Directions for this task:
Scan the entries below and count the lines holding the string "name". Supply only the number.

(Website and app data records)
######
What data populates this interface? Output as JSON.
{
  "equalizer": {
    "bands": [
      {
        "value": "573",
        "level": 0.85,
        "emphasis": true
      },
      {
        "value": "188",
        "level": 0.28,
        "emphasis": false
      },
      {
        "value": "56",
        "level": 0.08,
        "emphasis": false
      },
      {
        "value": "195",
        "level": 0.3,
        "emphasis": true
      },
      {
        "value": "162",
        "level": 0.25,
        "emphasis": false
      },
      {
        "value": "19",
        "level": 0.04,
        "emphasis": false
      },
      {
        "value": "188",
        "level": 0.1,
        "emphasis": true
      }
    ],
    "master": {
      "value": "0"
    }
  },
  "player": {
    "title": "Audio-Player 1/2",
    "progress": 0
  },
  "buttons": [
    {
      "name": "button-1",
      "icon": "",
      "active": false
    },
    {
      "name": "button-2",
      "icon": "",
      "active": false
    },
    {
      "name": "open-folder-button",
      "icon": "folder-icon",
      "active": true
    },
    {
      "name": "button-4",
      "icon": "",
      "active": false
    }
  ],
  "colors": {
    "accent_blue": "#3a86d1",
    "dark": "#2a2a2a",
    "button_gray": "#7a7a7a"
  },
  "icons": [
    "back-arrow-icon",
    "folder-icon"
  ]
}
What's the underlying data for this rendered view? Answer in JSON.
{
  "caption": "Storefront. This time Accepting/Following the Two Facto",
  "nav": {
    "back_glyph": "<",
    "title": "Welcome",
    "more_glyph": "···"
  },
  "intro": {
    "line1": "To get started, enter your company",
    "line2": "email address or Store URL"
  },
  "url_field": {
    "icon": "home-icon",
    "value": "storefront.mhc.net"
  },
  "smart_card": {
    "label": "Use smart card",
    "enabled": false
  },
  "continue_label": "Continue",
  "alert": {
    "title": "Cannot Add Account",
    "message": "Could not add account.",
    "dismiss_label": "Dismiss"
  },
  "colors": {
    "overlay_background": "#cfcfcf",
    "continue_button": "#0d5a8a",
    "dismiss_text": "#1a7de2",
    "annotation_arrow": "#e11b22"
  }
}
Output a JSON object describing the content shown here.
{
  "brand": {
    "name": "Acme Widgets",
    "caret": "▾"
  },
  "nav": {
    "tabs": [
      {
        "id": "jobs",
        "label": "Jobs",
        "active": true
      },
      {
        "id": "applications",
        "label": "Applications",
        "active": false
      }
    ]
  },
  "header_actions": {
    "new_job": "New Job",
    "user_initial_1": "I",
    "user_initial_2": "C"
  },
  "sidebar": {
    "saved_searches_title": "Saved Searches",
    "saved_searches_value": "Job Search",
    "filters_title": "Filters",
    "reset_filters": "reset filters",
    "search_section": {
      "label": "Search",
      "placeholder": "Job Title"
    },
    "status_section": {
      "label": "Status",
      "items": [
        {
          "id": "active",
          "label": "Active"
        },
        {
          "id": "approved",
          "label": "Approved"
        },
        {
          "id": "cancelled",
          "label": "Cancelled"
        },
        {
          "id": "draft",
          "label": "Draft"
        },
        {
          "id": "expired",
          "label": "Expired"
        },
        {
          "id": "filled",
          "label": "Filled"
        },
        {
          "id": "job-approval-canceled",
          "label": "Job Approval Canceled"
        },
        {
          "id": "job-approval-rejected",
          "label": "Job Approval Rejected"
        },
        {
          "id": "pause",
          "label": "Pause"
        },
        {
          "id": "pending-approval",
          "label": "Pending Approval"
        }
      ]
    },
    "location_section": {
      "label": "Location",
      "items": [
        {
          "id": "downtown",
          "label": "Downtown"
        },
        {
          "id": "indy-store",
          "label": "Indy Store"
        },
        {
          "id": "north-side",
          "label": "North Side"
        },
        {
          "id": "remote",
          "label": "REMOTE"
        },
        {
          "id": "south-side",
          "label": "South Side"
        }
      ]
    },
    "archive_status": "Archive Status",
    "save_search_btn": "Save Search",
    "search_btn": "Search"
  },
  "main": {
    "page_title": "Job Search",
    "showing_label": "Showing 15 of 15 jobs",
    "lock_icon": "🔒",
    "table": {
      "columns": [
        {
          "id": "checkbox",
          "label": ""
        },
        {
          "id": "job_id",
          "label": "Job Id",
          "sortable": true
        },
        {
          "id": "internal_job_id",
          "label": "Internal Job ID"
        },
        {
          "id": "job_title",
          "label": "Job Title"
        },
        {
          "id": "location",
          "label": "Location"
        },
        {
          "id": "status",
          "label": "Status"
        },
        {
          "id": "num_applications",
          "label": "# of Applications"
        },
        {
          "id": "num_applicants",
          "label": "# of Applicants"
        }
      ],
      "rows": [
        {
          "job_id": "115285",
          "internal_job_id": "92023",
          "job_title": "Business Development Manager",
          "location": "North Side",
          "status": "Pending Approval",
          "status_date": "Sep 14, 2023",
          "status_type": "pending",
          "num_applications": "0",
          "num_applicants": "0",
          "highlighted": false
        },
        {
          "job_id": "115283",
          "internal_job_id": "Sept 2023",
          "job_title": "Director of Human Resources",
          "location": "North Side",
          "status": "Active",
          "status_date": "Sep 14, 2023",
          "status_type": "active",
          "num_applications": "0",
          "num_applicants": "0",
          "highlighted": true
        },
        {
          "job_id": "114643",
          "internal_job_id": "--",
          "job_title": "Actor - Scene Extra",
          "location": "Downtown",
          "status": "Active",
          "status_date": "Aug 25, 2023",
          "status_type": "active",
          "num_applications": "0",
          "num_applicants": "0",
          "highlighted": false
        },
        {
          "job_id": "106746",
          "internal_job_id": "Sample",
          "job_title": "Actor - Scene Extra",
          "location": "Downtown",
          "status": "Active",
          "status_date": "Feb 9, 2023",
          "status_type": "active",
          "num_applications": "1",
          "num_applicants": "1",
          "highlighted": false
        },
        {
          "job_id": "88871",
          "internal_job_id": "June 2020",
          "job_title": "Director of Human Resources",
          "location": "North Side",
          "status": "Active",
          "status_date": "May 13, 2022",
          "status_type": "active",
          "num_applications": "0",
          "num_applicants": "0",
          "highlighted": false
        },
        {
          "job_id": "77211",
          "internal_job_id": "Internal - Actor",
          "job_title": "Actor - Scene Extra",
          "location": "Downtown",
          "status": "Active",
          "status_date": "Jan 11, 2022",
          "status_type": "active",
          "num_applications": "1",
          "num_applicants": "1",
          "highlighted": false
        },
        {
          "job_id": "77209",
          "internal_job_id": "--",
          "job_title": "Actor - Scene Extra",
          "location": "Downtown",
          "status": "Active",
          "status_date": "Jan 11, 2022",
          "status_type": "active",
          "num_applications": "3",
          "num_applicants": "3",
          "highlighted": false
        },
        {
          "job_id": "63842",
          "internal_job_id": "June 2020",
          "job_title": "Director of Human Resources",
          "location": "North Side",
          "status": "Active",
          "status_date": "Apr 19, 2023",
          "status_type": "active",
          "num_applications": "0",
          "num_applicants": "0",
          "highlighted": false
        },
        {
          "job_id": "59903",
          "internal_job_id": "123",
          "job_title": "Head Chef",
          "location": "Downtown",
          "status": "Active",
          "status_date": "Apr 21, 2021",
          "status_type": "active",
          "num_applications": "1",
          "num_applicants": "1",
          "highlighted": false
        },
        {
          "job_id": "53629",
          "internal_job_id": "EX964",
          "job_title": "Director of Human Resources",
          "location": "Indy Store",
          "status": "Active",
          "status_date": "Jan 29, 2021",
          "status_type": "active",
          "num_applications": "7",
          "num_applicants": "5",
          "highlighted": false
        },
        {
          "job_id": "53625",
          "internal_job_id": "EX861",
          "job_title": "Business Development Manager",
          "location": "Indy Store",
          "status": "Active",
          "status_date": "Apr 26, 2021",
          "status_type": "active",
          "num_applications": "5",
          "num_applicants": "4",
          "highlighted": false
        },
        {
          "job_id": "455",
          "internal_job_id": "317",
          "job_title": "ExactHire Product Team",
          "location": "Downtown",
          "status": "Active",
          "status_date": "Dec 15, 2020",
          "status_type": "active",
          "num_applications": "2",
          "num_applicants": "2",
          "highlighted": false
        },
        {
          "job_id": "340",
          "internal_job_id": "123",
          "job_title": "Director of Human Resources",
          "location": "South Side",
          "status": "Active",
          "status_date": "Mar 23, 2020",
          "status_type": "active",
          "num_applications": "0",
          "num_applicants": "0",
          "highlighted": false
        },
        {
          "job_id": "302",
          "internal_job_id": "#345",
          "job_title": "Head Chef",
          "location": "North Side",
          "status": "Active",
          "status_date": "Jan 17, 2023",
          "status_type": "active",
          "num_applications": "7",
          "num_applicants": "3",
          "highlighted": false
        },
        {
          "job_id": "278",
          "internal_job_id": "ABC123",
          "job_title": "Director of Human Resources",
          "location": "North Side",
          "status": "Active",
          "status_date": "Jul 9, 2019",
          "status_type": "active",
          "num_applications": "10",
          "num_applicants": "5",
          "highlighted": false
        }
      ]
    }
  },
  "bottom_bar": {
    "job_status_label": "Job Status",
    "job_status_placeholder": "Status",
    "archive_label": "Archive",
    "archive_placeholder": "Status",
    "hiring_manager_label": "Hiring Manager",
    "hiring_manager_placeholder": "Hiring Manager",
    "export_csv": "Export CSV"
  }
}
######
Output for this task:
5